Protect Your Dog This Summer


Dr. Katy Nelson, an emergency veterinarian, has already seen the impact summer can have on a dog: “A 5-month-old pit bull almost died in my hospital because his owner left him in the car to play 15 minutes of basketball,” she says.

Nelson’s first piece of advice for summer car trips is to leave your dog at home. Below, she offers do’s and don’ts for keeping your dog safe all season.

Do Be Breed-savvy
Some dogs fare better in hot weather than others. Flat-faced dogs -- such as pugs, bulldogs and Boston terriers -- have shorter respiratory tracts. This makes it more difficult for them to cool themselves, compared to their long-snouted compatriots. “A dog cools itself by panting. The smoosh-faced breeds have less surface area for the heat to dissipate in,” says Nelson.

Long-haired dogs are also more vulnerable to overheating, simply because a cool breeze doesn’t make it to their skin. To prevent your dog from possibly overheating, Nelson recommends cutting its hair in the summer.

Do Know the Signs of Summer Sicknesses

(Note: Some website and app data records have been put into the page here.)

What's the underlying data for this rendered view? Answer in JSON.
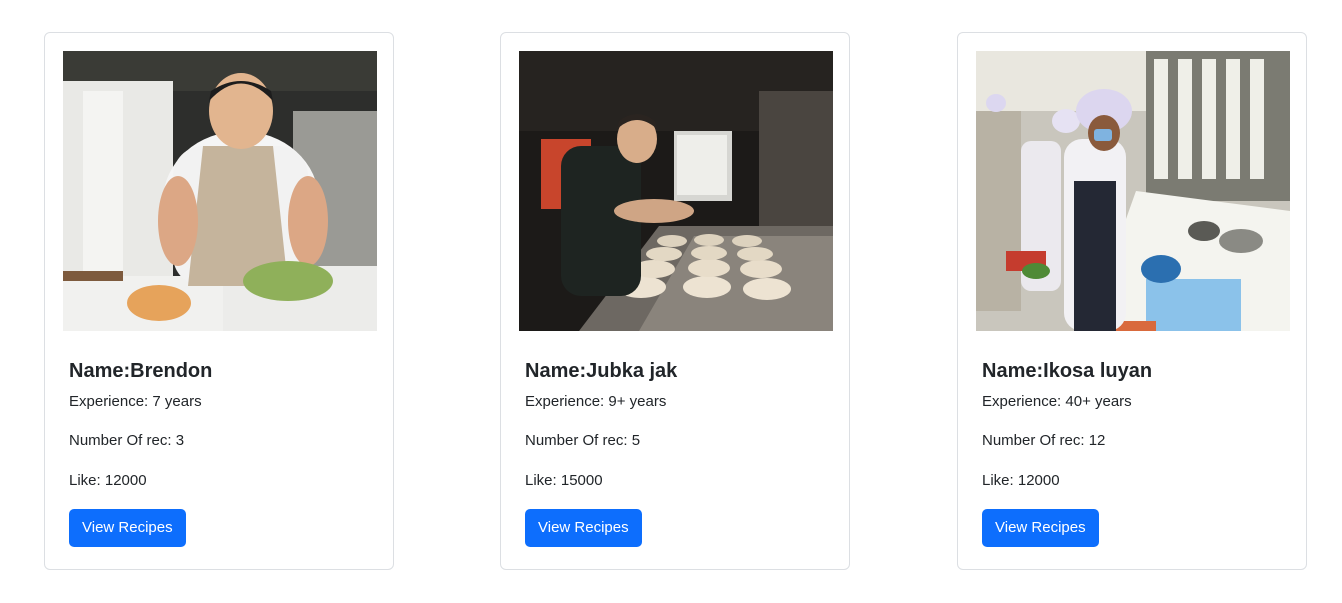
{
  "chefs": [
    {
      "name": "Name:Brendon",
      "experience": "Experience: 7 years",
      "recipes": "Number Of rec: 3",
      "likes": "Like: 12000",
      "button": "View Recipes"
    },
    {
      "name": "Name:Jubka jak",
      "experience": "Experience: 9+ years",
      "recipes": "Number Of rec: 5",
      "likes": "Like: 15000",
      "button": "View Recipes"
    },
    {
      "name": "Name:Ikosa luyan",
      "experience": "Experience: 40+ years",
      "recipes": "Number Of rec: 12",
      "likes": "Like: 12000",
      "button": "View Recipes"
    }
  ],
  "colors": {
    "button_bg": "#0d6efd",
    "button_text": "#ffffff",
    "card_border": "#dcdfe3"
  }
}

  • Heat exhaustion
    Signs of overheating include heavy panting, hyperventilation, increased salivation, weakness, confusion and even vomiting or diarrhea. If your dog exhibits any of these, get it into a cool space as quickly as possible and gently hose off your pet with lukewarm water.
  • GI problems
    Dogs that swim in ponds often ingest water infested with parasites. You can’t stop your pet from drinking, but you can watch it in the days that follow for signs of stomach upset, like vomiting or a stool change.
  • Lyme disease
    A dog that gets bitten by a tick in the summer may not start to exhibit symptoms until fall. Symptoms can include fever, loss of appetite, pain, arthritis, lethargy, depression and enlargement of the lymph nodes. Investigate the risk of ticks in your area before letting your dog run free, and scan its body for ticks after being in a woodsy area.

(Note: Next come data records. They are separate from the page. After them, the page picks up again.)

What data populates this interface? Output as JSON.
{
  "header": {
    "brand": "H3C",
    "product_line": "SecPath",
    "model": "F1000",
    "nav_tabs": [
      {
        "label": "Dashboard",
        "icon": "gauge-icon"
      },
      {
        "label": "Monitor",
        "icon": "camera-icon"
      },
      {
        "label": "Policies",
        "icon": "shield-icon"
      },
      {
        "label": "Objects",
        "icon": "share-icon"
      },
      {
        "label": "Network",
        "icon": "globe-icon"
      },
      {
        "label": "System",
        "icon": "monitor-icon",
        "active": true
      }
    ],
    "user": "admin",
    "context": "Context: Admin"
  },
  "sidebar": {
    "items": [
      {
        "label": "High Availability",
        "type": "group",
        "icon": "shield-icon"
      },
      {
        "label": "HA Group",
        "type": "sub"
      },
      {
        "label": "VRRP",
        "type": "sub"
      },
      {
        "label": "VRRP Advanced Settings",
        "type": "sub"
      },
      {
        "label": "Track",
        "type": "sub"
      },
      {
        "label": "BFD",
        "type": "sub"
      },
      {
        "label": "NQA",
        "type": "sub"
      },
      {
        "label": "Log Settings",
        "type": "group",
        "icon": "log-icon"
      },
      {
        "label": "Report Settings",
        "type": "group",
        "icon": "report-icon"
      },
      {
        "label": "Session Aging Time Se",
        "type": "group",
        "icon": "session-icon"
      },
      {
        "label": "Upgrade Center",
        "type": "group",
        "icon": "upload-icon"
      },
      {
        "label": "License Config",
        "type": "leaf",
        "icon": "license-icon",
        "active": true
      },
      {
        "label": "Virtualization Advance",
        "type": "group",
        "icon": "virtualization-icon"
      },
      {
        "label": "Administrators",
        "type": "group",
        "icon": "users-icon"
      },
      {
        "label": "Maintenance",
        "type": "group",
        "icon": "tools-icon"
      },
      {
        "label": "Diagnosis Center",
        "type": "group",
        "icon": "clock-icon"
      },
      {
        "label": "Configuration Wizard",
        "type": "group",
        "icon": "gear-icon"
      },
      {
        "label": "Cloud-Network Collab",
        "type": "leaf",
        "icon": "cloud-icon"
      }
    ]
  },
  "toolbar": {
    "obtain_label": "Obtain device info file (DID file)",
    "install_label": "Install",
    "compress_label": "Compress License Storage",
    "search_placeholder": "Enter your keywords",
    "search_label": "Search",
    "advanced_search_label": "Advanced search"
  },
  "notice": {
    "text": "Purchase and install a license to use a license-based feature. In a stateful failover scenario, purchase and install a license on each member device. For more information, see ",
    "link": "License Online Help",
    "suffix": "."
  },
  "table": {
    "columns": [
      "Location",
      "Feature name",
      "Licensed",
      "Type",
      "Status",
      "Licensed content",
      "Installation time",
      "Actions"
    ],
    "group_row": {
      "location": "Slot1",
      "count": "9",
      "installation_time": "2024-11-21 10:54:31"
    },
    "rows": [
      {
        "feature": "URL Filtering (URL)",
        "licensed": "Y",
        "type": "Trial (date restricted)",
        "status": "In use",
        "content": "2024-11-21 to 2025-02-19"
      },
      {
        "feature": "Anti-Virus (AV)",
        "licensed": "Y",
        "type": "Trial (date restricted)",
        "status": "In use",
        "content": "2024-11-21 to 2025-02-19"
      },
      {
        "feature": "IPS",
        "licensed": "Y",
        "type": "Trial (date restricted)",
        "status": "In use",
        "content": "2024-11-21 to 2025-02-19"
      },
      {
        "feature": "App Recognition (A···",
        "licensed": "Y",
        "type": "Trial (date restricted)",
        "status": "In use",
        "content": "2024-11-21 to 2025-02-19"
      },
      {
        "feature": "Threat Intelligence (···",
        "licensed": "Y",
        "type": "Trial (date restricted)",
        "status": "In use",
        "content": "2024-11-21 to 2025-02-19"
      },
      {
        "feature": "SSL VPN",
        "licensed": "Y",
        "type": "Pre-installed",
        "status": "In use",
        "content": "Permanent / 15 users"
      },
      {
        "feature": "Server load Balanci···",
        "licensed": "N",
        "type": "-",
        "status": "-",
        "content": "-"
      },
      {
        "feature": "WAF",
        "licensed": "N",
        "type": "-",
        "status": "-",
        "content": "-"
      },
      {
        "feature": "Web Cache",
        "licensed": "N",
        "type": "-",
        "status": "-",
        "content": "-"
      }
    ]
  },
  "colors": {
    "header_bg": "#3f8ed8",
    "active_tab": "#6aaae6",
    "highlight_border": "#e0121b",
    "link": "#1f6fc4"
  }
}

Don’t Forgo a Veterinary Visit
If your dog displays any of the previously mentioned problems, have it treated by a veterinarian as soon as possible, particularly in the case of heat exhaustion. Left untreated, problems and infections can quickly become serious, requiring hospitalization instead of outpatient treatment.

Don’t Skip Basic Safety Measures
Flea, tick and heartworm prevention medicines should be given all summer long. Check the expiration dates to make sure their ingredients are still active.

Pet owners with balconies need to take care that their dog is not on these structures without supervision. “Every summer we see a pet with what we call ‘high-rise syndrome.’ They lose their balance and fall off balconies, usually with tragic results,” says Nelson.

Lastly, never leave your dog in a parked car -- even with the windows open -- or tied up outside under a blazing sun.

With a little bit of caution, summer can be vacationlike for your canine too, even if it never leaves the shade of your neighborhood.

by Darcy Lockman